There are visual essays about Leonard Bernstein’s score, and new interviews with Eva Marie Saint and longshoreman Thomas Hanley, who played Brando’s young friend in the film. Ported over from Sony’s previous DVD release is a 25-minute documentary about the most famous scene in the film, the “contender” scene with Brando and Rod Steiger as Charley.

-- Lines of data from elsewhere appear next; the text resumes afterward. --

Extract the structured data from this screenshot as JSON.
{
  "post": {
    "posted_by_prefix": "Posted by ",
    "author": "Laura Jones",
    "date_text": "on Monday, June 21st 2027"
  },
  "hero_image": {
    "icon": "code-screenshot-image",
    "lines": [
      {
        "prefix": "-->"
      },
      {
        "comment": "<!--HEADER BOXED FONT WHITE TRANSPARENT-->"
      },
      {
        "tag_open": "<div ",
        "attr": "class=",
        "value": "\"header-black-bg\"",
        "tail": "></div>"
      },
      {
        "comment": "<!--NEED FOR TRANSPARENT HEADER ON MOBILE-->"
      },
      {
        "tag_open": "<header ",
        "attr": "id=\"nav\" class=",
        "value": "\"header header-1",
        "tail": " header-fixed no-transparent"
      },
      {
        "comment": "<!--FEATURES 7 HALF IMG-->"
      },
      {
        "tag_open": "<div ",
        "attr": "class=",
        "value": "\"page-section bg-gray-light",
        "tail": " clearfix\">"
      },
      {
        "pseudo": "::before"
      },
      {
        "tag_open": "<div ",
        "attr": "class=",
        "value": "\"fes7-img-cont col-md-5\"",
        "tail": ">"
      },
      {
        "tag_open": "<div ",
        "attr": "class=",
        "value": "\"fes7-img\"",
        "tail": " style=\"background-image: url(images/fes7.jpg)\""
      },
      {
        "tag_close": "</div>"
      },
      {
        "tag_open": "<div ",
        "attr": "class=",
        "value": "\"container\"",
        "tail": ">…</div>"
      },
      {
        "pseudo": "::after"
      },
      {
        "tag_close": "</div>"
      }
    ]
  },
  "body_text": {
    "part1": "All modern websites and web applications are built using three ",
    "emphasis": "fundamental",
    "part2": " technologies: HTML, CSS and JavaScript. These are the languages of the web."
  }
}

Of many memorable moments in the film, this scene is a standout, and not just because of Brando, though his contribution is justly celebrated. But watch Steiger again in the scene. What at first seems overly mannered, in the old style of acting, is instead the delivery of an actor who knows his character is in trouble with his boss, and that it’s either him or his brother. After Brando pushes away the gun, Steiger can hardly look at him. Bernstein’s score rises, and Steiger’s mood visibly changes. A split second before, he was holding a gun to his own brother. Now, as Brando expresses emotions and words previously unsaid about their relationship, about how Charley didn’t stand up for him when he needed it most, Steiger's voice is warmer as he changes heart and accepts responsibility for his brother. He may even know himself that he’ll eventually have to make the sacrifice for Terry--something he had avoided for years, and which he’ll be paying for, perhaps with his life. It’s a great scene for both actors, and it’s the heart of “Waterfront.”

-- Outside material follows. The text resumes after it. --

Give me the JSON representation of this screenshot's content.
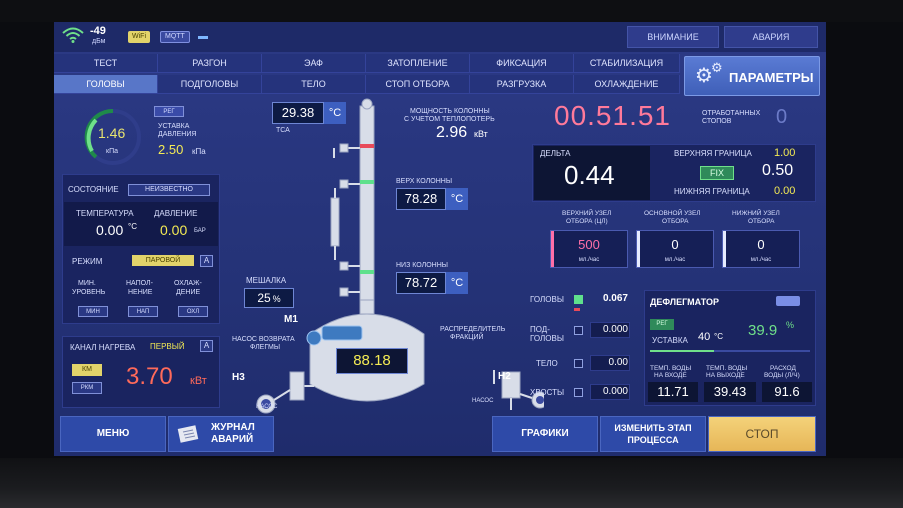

The relationships and the acting of Brando, Steiger, Eva Marie Saint, and even Karl Malden in his stoic way, help “On the Waterfront” rise above the level of simple crime melodrama. This is a landmark American movie on a great American theme. Regardless of Kazan’s testimony, “On the Waterfront” remains a one of the greatest movies about finding the courage to do the right thing in the face of immense pressure.

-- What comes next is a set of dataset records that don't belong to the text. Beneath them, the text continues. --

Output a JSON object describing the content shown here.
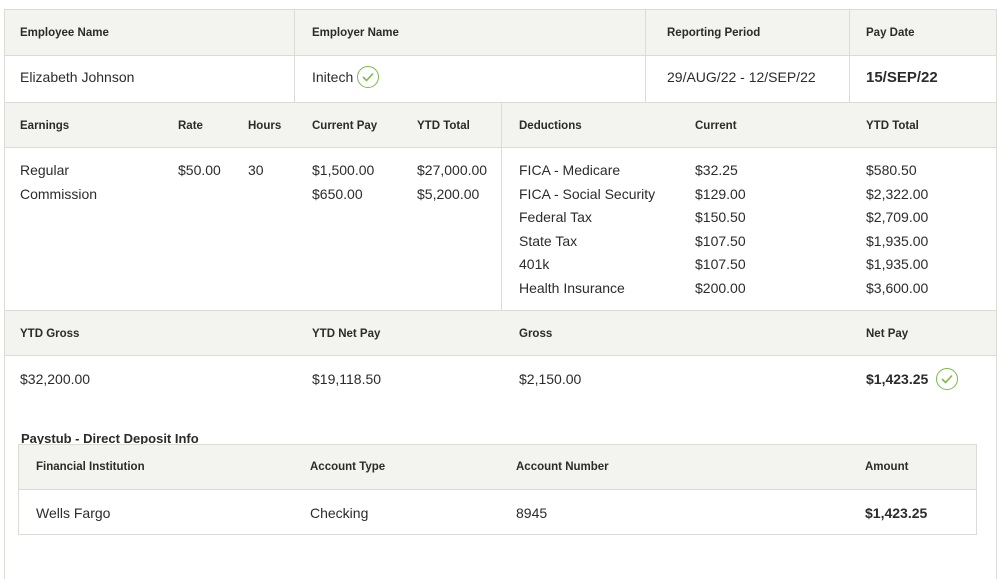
{
  "header": {
    "employee_name_label": "Employee Name",
    "employer_name_label": "Employer Name",
    "reporting_period_label": "Reporting Period",
    "pay_date_label": "Pay Date",
    "employee_name": "Elizabeth Johnson",
    "employer_name": "Initech",
    "reporting_period": "29/AUG/22 - 12/SEP/22",
    "pay_date": "15/SEP/22"
  },
  "earnings": {
    "headers": [
      "Earnings",
      "Rate",
      "Hours",
      "Current Pay",
      "YTD Total"
    ],
    "rows": [
      {
        "type": "Regular",
        "rate": "$50.00",
        "hours": "30",
        "current": "$1,500.00",
        "ytd": "$27,000.00"
      },
      {
        "type": "Commission",
        "rate": "",
        "hours": "",
        "current": "$650.00",
        "ytd": "$5,200.00"
      }
    ]
  },
  "deductions": {
    "headers": [
      "Deductions",
      "Current",
      "YTD Total"
    ],
    "rows": [
      {
        "name": "FICA - Medicare",
        "current": "$32.25",
        "ytd": "$580.50"
      },
      {
        "name": "FICA - Social Security",
        "current": "$129.00",
        "ytd": "$2,322.00"
      },
      {
        "name": "Federal Tax",
        "current": "$150.50",
        "ytd": "$2,709.00"
      },
      {
        "name": "State Tax",
        "current": "$107.50",
        "ytd": "$1,935.00"
      },
      {
        "name": "401k",
        "current": "$107.50",
        "ytd": "$1,935.00"
      },
      {
        "name": "Health Insurance",
        "current": "$200.00",
        "ytd": "$3,600.00"
      }
    ]
  },
  "totals": {
    "ytd_gross_label": "YTD Gross",
    "ytd_net_label": "YTD Net Pay",
    "gross_label": "Gross",
    "net_label": "Net Pay",
    "ytd_gross": "$32,200.00",
    "ytd_net": "$19,118.50",
    "gross": "$2,150.00",
    "net": "$1,423.25"
  },
  "direct_deposit": {
    "title": "Paystub - Direct Deposit Info",
    "headers": [
      "Financial Institution",
      "Account Type",
      "Account Number",
      "Amount"
    ],
    "row": {
      "institution": "Wells Fargo",
      "account_type": "Checking",
      "account_number": "8945",
      "amount": "$1,423.25"
    }
  },
  "colors": {
    "check_green": "#7db84a",
    "header_bg": "#f3f3ef",
    "border": "#dcdcd6"
  }
}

ON THE (ASPECT RATIOS OF) WATERFRONT
In the early 1950s, Hollywood was fretting about television, and devising new ways to lure audiences back to the theater. Widescreen cinema was a direct response to this. But before theaters across the country could be adapted for the new processes, many films were shot in multiple aspect ratios. Criterion is presenting “On the Waterfront” in three different formats (see video below). The main presentation is in 1.66:1, disc two of the DVD set includes a slightly wider 1.85:1 presentation, and on disc three, you can see the film in the full camera aperture of 1.33:1. I prefer the 1.66 presentation, which offers just the right amount of headroom for the characters, while still retaining the widescreen cinematic feel.
The 4K restoration of the film is magnificent. The black and white image is crisp, with rich gradients of grayscale. Two audio options are available: either a restored mono track, or a new 5.1 mix using the stereo masters of Leonard Bernstein’s score. I preferred the balance of voice to music in the mono mix.
This is an essential release of an essential classic film. Bravo!